**Directions for this task**
The whole listing below needs to be retyped without a single change.

*** Opening Entries supplied ***

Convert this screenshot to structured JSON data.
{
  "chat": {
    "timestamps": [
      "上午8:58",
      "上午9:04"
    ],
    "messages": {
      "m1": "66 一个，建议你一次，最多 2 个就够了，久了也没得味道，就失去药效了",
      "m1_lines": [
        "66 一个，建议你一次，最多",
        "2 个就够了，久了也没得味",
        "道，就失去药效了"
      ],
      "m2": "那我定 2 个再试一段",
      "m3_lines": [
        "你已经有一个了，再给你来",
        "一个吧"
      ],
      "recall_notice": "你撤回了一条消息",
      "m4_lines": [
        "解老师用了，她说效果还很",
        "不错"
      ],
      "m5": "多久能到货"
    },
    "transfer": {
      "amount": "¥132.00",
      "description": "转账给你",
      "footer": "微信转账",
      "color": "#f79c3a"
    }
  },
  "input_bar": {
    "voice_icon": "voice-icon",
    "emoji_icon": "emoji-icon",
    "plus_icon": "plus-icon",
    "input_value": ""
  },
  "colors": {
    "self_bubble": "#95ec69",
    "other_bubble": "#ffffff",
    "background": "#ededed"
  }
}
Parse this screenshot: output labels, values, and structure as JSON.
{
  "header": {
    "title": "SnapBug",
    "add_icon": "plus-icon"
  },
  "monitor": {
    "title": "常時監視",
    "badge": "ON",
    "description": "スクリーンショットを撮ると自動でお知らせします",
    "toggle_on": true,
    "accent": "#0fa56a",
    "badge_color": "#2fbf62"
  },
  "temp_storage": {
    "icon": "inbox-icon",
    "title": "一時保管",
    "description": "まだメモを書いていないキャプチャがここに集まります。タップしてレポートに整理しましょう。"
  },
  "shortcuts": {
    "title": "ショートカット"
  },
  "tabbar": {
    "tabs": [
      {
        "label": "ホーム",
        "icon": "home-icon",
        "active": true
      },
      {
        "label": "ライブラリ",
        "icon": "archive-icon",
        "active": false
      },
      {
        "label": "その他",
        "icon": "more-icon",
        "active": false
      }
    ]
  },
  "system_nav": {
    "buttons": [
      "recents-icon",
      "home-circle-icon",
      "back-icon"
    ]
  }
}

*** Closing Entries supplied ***

**Result**
Convert this screenshot to structured JSON data.
{
  "chat": {
    "timestamps": [
      "上午8:58",
      "上午9:04"
    ],
    "messages": {
      "m1": "66 一个，建议你一次，最多 2 个就够了，久了也没得味道，就失去药效了",
      "m1_lines": [
        "66 一个，建议你一次，最多",
        "2 个就够了，久了也没得味",
        "道，就失去药效了"
      ],
      "m2": "那我定 2 个再试一段",
      "m3_lines": [
        "你已经有一个了，再给你来",
        "一个吧"
      ],
      "recall_notice": "你撤回了一条消息",
      "m4_lines": [
        "解老师用了，她说效果还很",
        "不错"
      ],
      "m5": "多久能到货"
    },
    "transfer": {
      "amount": "¥132.00",
      "description": "转账给你",
      "footer": "微信转账",
      "color": "#f79c3a"
    }
  },
  "input_bar": {
    "voice_icon": "voice-icon",
    "emoji_icon": "emoji-icon",
    "plus_icon": "plus-icon",
    "input_value": ""
  },
  "colors": {
    "self_bubble": "#95ec69",
    "other_bubble": "#ffffff",
    "background": "#ededed"
  }
}
Parse this screenshot: output labels, values, and structure as JSON.
{
  "header": {
    "title": "SnapBug",
    "add_icon": "plus-icon"
  },
  "monitor": {
    "title": "常時監視",
    "badge": "ON",
    "description": "スクリーンショットを撮ると自動でお知らせします",
    "toggle_on": true,
    "accent": "#0fa56a",
    "badge_color": "#2fbf62"
  },
  "temp_storage": {
    "icon": "inbox-icon",
    "title": "一時保管",
    "description": "まだメモを書いていないキャプチャがここに集まります。タップしてレポートに整理しましょう。"
  },
  "shortcuts": {
    "title": "ショートカット"
  },
  "tabbar": {
    "tabs": [
      {
        "label": "ホーム",
        "icon": "home-icon",
        "active": true
      },
      {
        "label": "ライブラリ",
        "icon": "archive-icon",
        "active": false
      },
      {
        "label": "その他",
        "icon": "more-icon",
        "active": false
      }
    ]
  },
  "system_nav": {
    "buttons": [
      "recents-icon",
      "home-circle-icon",
      "back-icon"
    ]
  }
}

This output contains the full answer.